BORODAVKA (Brodavka), ISAAC
BORODAVKA (Brodavka), ISAAC (16th-century), tax farmer and merchant living in Brest-Litovsk. A grant issued by King Sigismund August in 1560 entitled Borodavka and his associates to collect the duties on goods and merchandise passing through Minsk, Vilna, Novgorod, Brest, and Grodno for seven years. He was granted the salt monopoly for a similar term in 1561 and was permitted to build distilleries with a monopoly of production in Bielsk, Narva, and Kleszczele; in 1569 the Vilna mint was transferred to his control. These concessions excited the envy of Christian competitors, who instigated *blood libels against certain tax collectors employed by Borodavka. Although the charges proved groundless, one of the accused, Bernat Abramovich, paid with his life. The king consequently directed that henceforth all such accusations be made before the crown, and that those who made false accusations would be punished.

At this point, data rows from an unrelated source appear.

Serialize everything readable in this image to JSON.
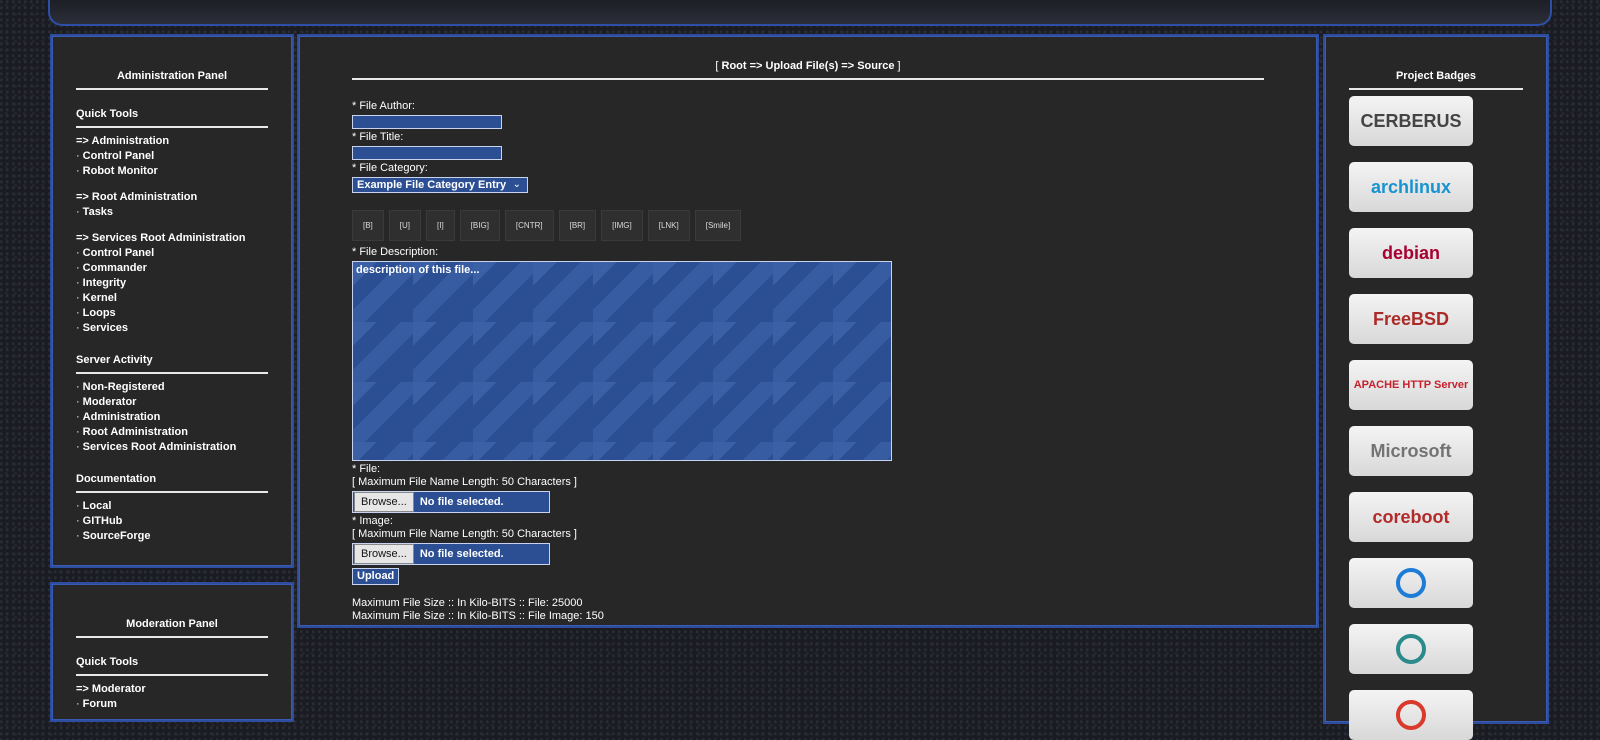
{
  "admin_panel": {
    "title": "Administration Panel",
    "sections": [
      {
        "title": "Quick Tools",
        "items": [
          {
            "text": "=> Administration",
            "arrow": true
          },
          {
            "text": "Control Panel"
          },
          {
            "text": "Robot Monitor"
          },
          {
            "text": "=> Root Administration",
            "arrow": true,
            "gap": true
          },
          {
            "text": "Tasks"
          },
          {
            "text": "=> Services Root Administration",
            "arrow": true,
            "gap": true
          },
          {
            "text": "Control Panel"
          },
          {
            "text": "Commander"
          },
          {
            "text": "Integrity"
          },
          {
            "text": "Kernel"
          },
          {
            "text": "Loops"
          },
          {
            "text": "Services"
          }
        ]
      },
      {
        "title": "Server Activity",
        "items": [
          {
            "text": "Non-Registered"
          },
          {
            "text": "Moderator"
          },
          {
            "text": "Administration"
          },
          {
            "text": "Root Administration"
          },
          {
            "text": "Services Root Administration"
          }
        ]
      },
      {
        "title": "Documentation",
        "items": [
          {
            "text": "Local"
          },
          {
            "text": "GITHub"
          },
          {
            "text": "SourceForge"
          }
        ]
      }
    ]
  },
  "mod_panel": {
    "title": "Moderation Panel",
    "section_title": "Quick Tools",
    "items": [
      {
        "text": "=> Moderator",
        "arrow": true
      },
      {
        "text": "Forum"
      }
    ]
  },
  "bullet": "·",
  "main": {
    "crumb_open": "[ ",
    "crumb_path": "Root => Upload File(s) => Source",
    "crumb_close": " ]",
    "author_label": "* File Author:",
    "title_label": "* File Title:",
    "category_label": "* File Category:",
    "category_value": "Example File Category Entry",
    "toolbar": [
      "[B]",
      "[U]",
      "[I]",
      "[BIG]",
      "[CNTR]",
      "[BR]",
      "[IMG]",
      "[LNK]",
      "[Smile]"
    ],
    "description_label": "* File Description:",
    "description_value": "description of this file...",
    "file_label": "* File:",
    "file_limit": "[ Maximum File Name Length: 50 Characters ]",
    "image_label": "* Image:",
    "image_limit": "[ Maximum File Name Length: 50 Characters ]",
    "browse_label": "Browse...",
    "no_file": "No file selected.",
    "upload_label": "Upload",
    "max_file": "Maximum File Size :: In Kilo-BITS :: File: 25000",
    "max_image": "Maximum File Size :: In Kilo-BITS :: File Image: 150"
  },
  "badges": {
    "title": "Project Badges",
    "items": [
      {
        "name": "CERBERUS",
        "color": "#444444"
      },
      {
        "name": "archlinux",
        "color": "#1793d1"
      },
      {
        "name": "debian",
        "color": "#a80030"
      },
      {
        "name": "FreeBSD",
        "color": "#ab2b28"
      },
      {
        "name": "APACHE HTTP Server",
        "color": "#c6212c"
      },
      {
        "name": "Microsoft",
        "color": "#737373"
      },
      {
        "name": "coreboot",
        "color": "#b22a2a"
      },
      {
        "name": "",
        "color": "#1c7cd6"
      },
      {
        "name": "",
        "color": "#2b8a8a"
      },
      {
        "name": "",
        "color": "#d93a2b"
      }
    ]
  }
}
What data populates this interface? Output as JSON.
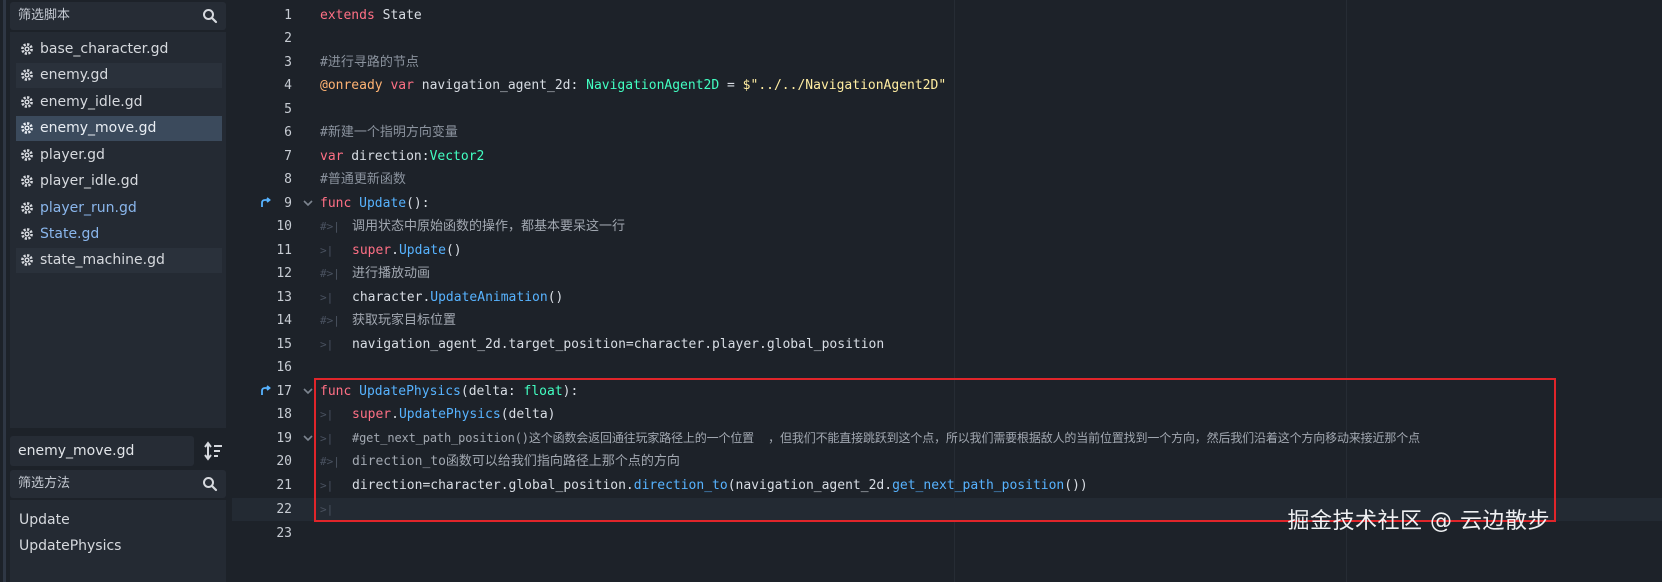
{
  "sidebar": {
    "script_filter_placeholder": "筛选脚本",
    "scripts": [
      {
        "label": "base_character.gd",
        "state": "normal"
      },
      {
        "label": "enemy.gd",
        "state": "alt"
      },
      {
        "label": "enemy_idle.gd",
        "state": "normal"
      },
      {
        "label": "enemy_move.gd",
        "state": "selected"
      },
      {
        "label": "player.gd",
        "state": "normal"
      },
      {
        "label": "player_idle.gd",
        "state": "normal"
      },
      {
        "label": "player_run.gd",
        "state": "blue"
      },
      {
        "label": "State.gd",
        "state": "blue"
      },
      {
        "label": "state_machine.gd",
        "state": "alt"
      }
    ],
    "current_file": "enemy_move.gd",
    "method_filter_placeholder": "筛选方法",
    "methods": [
      "Update",
      "UpdatePhysics"
    ]
  },
  "editor": {
    "lines": [
      {
        "n": "1",
        "code": "extends State"
      },
      {
        "n": "2",
        "code": ""
      },
      {
        "n": "3",
        "code": "#进行寻路的节点"
      },
      {
        "n": "4",
        "code": "@onready var navigation_agent_2d: NavigationAgent2D = $\"../../NavigationAgent2D\""
      },
      {
        "n": "5",
        "code": ""
      },
      {
        "n": "6",
        "code": "#新建一个指明方向变量"
      },
      {
        "n": "7",
        "code": "var direction:Vector2"
      },
      {
        "n": "8",
        "code": "#普通更新函数"
      },
      {
        "n": "9",
        "code": "func Update():"
      },
      {
        "n": "10",
        "code": "调用状态中原始函数的操作，都基本要呆这一行"
      },
      {
        "n": "11",
        "code": "super.Update()"
      },
      {
        "n": "12",
        "code": "进行播放动画"
      },
      {
        "n": "13",
        "code": "character.UpdateAnimation()"
      },
      {
        "n": "14",
        "code": "获取玩家目标位置"
      },
      {
        "n": "15",
        "code": "navigation_agent_2d.target_position=character.player.global_position"
      },
      {
        "n": "16",
        "code": ""
      },
      {
        "n": "17",
        "code": "func UpdatePhysics(delta: float):"
      },
      {
        "n": "18",
        "code": "super.UpdatePhysics(delta)"
      },
      {
        "n": "19",
        "code": "#get_next_path_position()这个函数会返回通往玩家路径上的一个位置  ，但我们不能直接跳跃到这个点，所以我们需要根据敌人的当前位置找到一个方向，然后我们沿着这个方向移动来接近那个点"
      },
      {
        "n": "20",
        "code": "direction_to函数可以给我们指向路径上那个点的方向"
      },
      {
        "n": "21",
        "code": "direction=character.global_position.direction_to(navigation_agent_2d.get_next_path_position())"
      },
      {
        "n": "22",
        "code": ""
      },
      {
        "n": "23",
        "code": ""
      }
    ]
  },
  "watermark": "掘金技术社区 @ 云边散步",
  "colors": {
    "keyword": "#ff7085",
    "type": "#42ffc2",
    "function": "#57b3ff",
    "string": "#ffeda1",
    "annotation": "#ffb373",
    "comment": "#8b939e",
    "highlight_box": "#e0252a"
  }
}
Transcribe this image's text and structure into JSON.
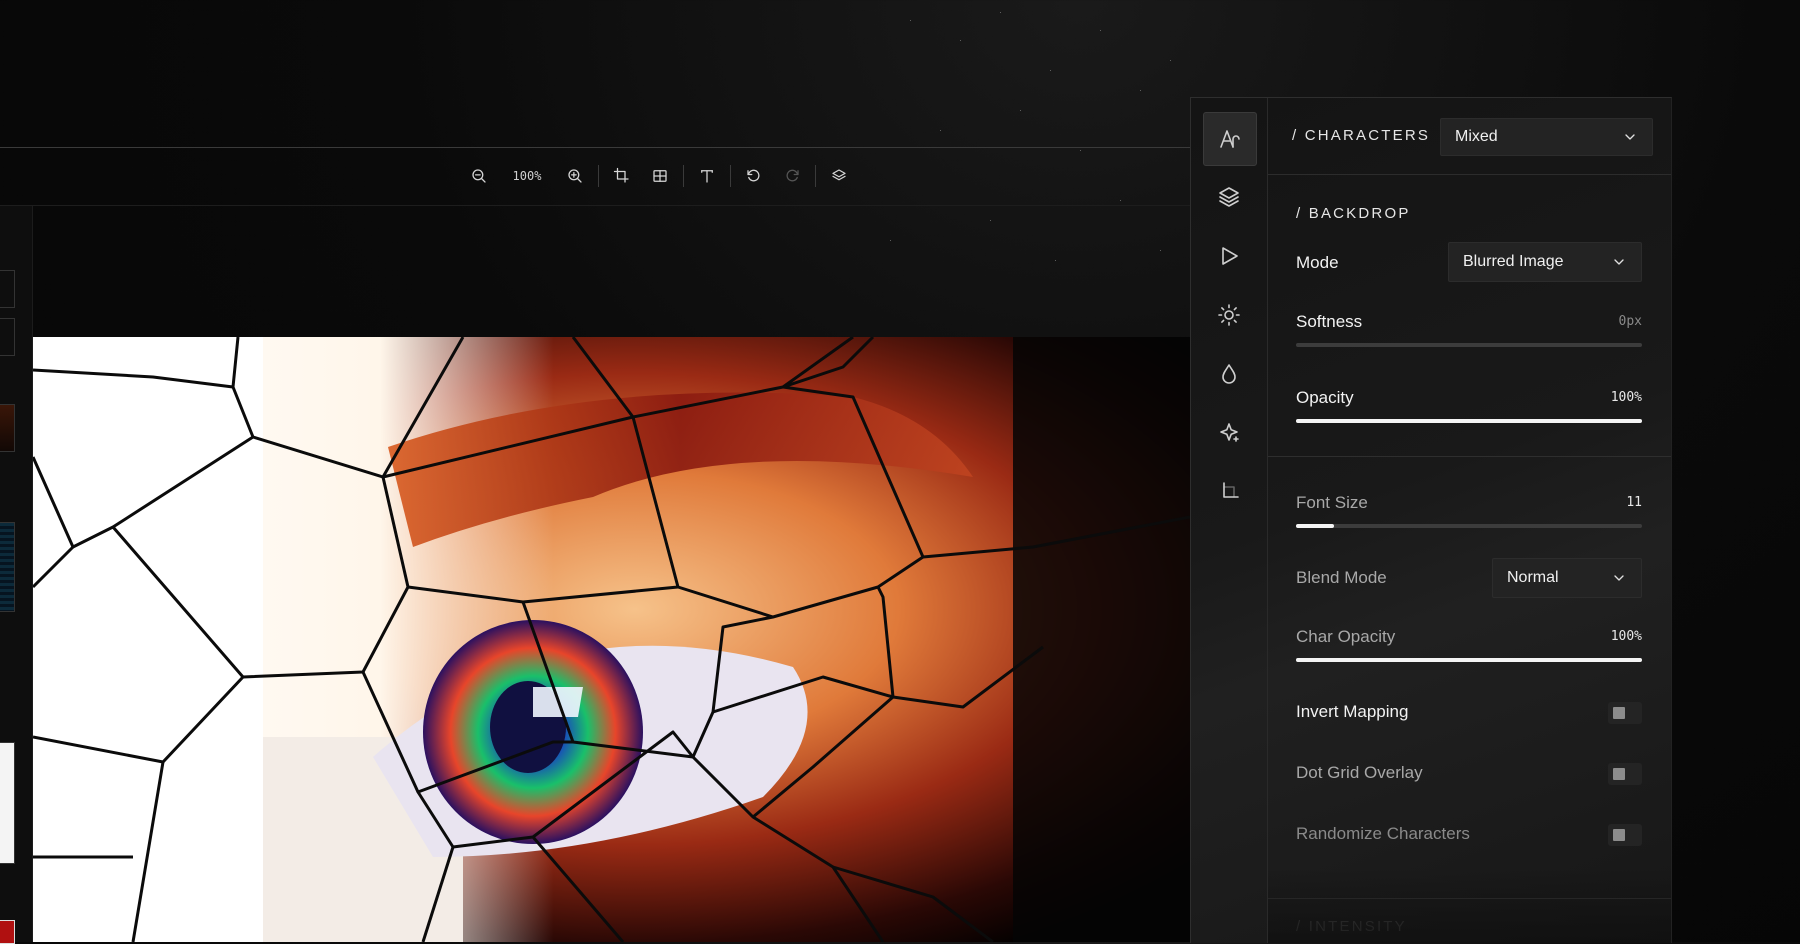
{
  "toolbar": {
    "zoom_level": "100%",
    "buttons": [
      "zoom-out-icon",
      "zoom-in-icon",
      "crop-icon",
      "split-view-icon",
      "text-tool-icon",
      "undo-icon",
      "redo-icon",
      "layers-icon"
    ]
  },
  "rail": {
    "items": [
      {
        "icon": "characters-icon",
        "active": true
      },
      {
        "icon": "layers-icon",
        "active": false
      },
      {
        "icon": "play-icon",
        "active": false
      },
      {
        "icon": "brightness-icon",
        "active": false
      },
      {
        "icon": "droplet-icon",
        "active": false
      },
      {
        "icon": "sparkle-icon",
        "active": false
      },
      {
        "icon": "crop-icon",
        "active": false
      }
    ]
  },
  "characters": {
    "title": "/ CHARACTERS",
    "select_value": "Mixed"
  },
  "backdrop": {
    "title": "/ BACKDROP",
    "mode_label": "Mode",
    "mode_value": "Blurred Image",
    "softness_label": "Softness",
    "softness_value": "0px",
    "softness_fraction": 0,
    "opacity_label": "Opacity",
    "opacity_value": "100%",
    "opacity_fraction": 1
  },
  "settings": {
    "font_size_label": "Font Size",
    "font_size_value": "11",
    "font_size_fraction": 0.11,
    "blend_mode_label": "Blend Mode",
    "blend_mode_value": "Normal",
    "char_opacity_label": "Char Opacity",
    "char_opacity_value": "100%",
    "char_opacity_fraction": 1,
    "invert_mapping_label": "Invert Mapping",
    "dot_grid_label": "Dot Grid Overlay",
    "randomize_label": "Randomize Characters"
  },
  "intensity": {
    "title": "/ INTENSITY"
  },
  "colors": {
    "accent": "#f4f4f4",
    "panel_bg": "#191919",
    "background": "#050505"
  }
}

Russko-yevreyskiy arkhiv, 2 (1882); 3 (1903), index; Regesty i nadpisi (1899).
"Borodavka (Brodavka), Isaac." Encyclopaedia Judaica. . Encyclopedia.com. (January 16, 2019). https://www.encyclopedia.com/religion/encyclopedias-almanacs-transcripts-and-maps/borodavka-brodavka-isaac
"Borodavka (Brodavka), Isaac." Encyclopaedia Judaica. . Retrieved January 16, 2019 from Encyclopedia.com: https://www.encyclopedia.com/religion/encyclopedias-almanacs-transcripts-and-maps/borodavka-brodavka-isaac
Encyclopedia.com gives you the ability to cite reference entries and articles according to common styles from the Modern Language Association (MLA), The Chicago Manual of Style, and the American Psychological Association (APA).
Within the “Cite this article” tool, pick a style to see how all available information looks when formatted according to that style. Then, copy and paste the text into your bibliography or works cited list.
Because each style has its own formatting nuances that evolve over time and not all information is available for every reference entry or article, Encyclopedia.com cannot guarantee each citation it generates. Therefore, it’s best to use Encyclopedia.com citations as a starting point before checking the style against your school or publication’s requirements and the most-recent information available at these sites:
Modern Language Association
The Chicago Manual of Style
American Psychological Association
- Most online reference entries and articles do not have page numbers. Therefore, that information is unavailable for most Encyclopedia.com content. However, the date of retrieval is often important. Refer to each style’s convention regarding the best way to format page numbers and retrieval dates.
- In addition to the MLA, Chicago, and APA styles, your school, university, publication, or institution may have its own requirements for citations. Therefore, be sure to refer to those guidelines when editing your bibliography or works cited list.